When the original Nintendo Entertainment System came out, way back in the 1980s, there were fewer bigger names around than The Legend of Zelda. In many ways one of the first open world games, the tale of brave warrior Link roaming a series of dungeons and connecting fields to defeat the evil wizard Ganon and rescue Princess Zelda were widely known and widely loved. But this beloved relic from the past holds a chunk of the future in it thanks to a recently released recasting of The Legend of Zelda specifically for the Oculus Rift, putting this classic title in a whole new perspective, and showing us just how strong this new platform can be.

By any standard save that of its own era, the graphics on The Legend of Zelda are poor. It's all eight-bit, sprites, limited colors, so on and so forth. No one would mistake this for Skyrim by any stretch. But when combined with the Oculus Rift, something notable happens: the graphics stop becoming a handicap and start becoming a serious asset. The sprites are given a vertical aspect in the conversion process, and now, thanks to that, it's impossible to see large portions of the map. You can only see what Link might have seen, so you don't see around corners. What would have easily been seen running around at, say, the bottom of the screen is now not visible from your position. You would have to approach the nearest intersection and turn to face the bottom of the screen in order to find whatever monster would have been previously seen.

The effect as a whole looks a lot like Minecraft, though with Octoroks and Tektites rather than Creepers and Endermen. But what this really shows is the kind of power that Oculus Rift can bring to the table. While The Legend of Zelda will always have nostalgia value for its players, it would likely pale in comparison to the games of the era. But now, thanks to the Oculus Rift, the game takes on a whole new life; just check out some of the video floating around YouTube. And yes, there was video of this floating around YouTube. It may sound crazy, but I can assure you it exists, at least as of this writing. I watched it myself, and man, it's something else. Video on this has been out for some time, but the value this yields in terms of gaming's future can be safely considered anytime.

If this is what can be done for a game that's nearly 30 years old, then what could be done for last generation's games? What can be done for this generation's games? Are we looking at what may well be the best way ever to bring games forward, and allow the old titles to shine again in the same way that the new ones are shining?
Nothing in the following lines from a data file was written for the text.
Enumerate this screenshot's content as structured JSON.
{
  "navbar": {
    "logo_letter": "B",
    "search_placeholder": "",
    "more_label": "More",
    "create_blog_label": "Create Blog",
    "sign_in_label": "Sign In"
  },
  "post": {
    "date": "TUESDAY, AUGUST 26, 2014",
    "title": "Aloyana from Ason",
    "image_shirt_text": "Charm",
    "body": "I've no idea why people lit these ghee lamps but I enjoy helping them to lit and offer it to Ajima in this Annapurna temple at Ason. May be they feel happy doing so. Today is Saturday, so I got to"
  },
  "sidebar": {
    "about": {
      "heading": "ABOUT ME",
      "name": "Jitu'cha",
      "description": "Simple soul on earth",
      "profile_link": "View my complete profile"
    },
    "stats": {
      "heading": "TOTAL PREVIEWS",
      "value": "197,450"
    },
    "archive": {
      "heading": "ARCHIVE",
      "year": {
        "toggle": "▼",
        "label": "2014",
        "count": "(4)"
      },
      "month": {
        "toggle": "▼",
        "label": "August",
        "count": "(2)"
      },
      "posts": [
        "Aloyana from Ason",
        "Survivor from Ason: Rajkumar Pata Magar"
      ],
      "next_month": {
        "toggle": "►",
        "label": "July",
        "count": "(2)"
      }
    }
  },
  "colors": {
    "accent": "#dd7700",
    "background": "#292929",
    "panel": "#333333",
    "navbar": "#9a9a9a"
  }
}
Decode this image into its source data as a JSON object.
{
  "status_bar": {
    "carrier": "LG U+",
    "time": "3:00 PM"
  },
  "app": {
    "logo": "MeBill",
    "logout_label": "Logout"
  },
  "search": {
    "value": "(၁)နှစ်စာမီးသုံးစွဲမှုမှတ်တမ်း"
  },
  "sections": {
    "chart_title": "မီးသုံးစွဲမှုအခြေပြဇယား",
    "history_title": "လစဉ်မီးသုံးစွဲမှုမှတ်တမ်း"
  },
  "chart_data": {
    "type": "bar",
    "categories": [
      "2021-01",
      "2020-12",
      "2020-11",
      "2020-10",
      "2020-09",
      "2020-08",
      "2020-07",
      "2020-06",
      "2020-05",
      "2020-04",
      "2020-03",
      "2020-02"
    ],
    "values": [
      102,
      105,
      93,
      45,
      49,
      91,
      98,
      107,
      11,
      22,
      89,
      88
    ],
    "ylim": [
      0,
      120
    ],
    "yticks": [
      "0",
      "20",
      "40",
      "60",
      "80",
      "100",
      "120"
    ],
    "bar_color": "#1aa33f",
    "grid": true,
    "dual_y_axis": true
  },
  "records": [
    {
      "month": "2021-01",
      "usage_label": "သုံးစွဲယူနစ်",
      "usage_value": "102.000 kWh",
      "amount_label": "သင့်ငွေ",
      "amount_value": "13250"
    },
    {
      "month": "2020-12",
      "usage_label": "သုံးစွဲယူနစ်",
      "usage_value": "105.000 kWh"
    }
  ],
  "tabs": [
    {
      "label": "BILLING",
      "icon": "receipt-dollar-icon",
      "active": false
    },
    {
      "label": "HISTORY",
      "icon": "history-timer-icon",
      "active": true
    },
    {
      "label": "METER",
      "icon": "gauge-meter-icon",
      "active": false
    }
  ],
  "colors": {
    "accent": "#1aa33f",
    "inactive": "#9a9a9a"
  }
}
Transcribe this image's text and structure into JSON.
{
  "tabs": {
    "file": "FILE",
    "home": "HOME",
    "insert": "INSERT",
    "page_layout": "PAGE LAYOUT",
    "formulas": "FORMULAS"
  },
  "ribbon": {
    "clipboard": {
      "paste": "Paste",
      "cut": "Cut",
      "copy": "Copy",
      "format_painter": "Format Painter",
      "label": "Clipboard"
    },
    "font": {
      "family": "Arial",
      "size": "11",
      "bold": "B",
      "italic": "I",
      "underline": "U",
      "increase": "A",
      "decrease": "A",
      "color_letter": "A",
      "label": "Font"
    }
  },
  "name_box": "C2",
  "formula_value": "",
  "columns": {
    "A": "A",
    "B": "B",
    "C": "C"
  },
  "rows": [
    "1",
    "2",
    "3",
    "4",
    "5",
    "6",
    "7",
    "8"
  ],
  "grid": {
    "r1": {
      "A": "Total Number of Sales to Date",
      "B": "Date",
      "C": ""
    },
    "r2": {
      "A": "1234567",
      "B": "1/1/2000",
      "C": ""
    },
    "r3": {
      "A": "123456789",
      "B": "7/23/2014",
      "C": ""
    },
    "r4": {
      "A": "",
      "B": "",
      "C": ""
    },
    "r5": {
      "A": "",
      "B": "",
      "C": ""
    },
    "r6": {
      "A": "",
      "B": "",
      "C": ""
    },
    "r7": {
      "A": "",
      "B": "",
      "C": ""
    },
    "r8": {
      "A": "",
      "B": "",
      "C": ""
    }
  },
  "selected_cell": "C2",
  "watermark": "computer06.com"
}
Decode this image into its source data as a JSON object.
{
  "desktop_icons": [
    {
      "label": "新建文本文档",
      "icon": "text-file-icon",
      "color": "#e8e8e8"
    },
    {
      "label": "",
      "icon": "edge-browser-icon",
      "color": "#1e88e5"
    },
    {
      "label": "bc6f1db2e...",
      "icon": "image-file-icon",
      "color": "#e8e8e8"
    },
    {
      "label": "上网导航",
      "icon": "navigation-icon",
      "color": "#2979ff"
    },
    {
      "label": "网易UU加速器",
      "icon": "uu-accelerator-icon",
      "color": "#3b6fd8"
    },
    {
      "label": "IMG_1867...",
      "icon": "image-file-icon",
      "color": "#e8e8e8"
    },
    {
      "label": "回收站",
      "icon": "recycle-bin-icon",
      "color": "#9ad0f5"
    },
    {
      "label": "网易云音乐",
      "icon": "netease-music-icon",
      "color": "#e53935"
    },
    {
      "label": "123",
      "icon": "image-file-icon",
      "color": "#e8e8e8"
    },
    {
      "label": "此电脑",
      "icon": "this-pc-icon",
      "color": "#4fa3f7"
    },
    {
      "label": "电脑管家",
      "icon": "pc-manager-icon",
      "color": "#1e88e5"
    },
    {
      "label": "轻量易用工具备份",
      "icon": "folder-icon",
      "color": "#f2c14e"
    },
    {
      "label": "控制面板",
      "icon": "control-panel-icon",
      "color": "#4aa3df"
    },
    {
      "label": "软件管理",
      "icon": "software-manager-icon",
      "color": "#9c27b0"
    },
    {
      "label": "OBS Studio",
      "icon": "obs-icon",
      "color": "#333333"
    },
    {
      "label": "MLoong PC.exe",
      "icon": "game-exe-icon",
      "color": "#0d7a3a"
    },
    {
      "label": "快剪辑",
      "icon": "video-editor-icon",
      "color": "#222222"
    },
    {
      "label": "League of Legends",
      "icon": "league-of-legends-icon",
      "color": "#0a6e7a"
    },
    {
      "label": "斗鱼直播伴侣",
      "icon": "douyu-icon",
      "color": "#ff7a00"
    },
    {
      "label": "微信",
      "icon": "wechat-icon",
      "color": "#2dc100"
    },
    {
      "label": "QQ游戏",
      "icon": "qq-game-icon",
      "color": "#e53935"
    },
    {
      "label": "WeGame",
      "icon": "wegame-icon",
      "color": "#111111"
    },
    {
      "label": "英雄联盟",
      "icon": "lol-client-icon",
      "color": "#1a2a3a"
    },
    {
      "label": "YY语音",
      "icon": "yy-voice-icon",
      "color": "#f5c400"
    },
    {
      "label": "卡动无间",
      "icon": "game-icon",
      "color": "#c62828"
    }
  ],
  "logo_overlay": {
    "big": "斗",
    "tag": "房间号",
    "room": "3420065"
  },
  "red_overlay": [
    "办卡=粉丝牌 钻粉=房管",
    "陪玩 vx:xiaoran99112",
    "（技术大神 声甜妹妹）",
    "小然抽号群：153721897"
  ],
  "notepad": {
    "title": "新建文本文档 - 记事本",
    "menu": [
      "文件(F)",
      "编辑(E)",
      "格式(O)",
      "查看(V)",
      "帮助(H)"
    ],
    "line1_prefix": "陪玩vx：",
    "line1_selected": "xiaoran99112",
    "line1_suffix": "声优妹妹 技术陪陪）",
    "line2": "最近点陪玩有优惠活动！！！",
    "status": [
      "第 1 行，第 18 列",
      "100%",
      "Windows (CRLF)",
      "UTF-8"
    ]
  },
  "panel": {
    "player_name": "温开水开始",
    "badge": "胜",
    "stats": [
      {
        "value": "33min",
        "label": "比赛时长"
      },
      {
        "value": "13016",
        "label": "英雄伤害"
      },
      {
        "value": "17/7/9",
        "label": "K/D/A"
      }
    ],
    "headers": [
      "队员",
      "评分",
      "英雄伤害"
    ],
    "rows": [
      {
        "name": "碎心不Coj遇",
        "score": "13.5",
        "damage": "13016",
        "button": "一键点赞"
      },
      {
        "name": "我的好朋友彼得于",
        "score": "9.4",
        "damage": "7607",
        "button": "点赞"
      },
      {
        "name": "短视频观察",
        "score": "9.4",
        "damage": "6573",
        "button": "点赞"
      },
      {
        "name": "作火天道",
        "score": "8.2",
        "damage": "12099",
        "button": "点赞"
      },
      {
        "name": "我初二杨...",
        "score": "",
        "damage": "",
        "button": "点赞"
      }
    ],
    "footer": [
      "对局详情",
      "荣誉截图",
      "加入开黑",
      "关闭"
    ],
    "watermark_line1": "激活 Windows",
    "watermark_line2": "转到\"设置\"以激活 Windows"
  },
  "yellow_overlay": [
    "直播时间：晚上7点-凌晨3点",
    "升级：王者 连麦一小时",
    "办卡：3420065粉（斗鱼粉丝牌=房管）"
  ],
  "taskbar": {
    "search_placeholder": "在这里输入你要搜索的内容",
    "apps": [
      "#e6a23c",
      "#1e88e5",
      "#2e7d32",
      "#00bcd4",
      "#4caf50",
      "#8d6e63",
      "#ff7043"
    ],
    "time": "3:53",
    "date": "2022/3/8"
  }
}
Have we just effectively tripled or more the stock of games that are still worth playing?

It will be interesting, over the course of the next few months into several years, to consider just what the impact of the Oculus Rift on gaming will be, and to actually see what it can do right before our eyes. We all know that this has a variety of different possible impacts on everything from education to travel and beyond, but it might well be that its purpose as originally intended, as a gaming peripheral, may well prove to bring the effects that are the widest felt.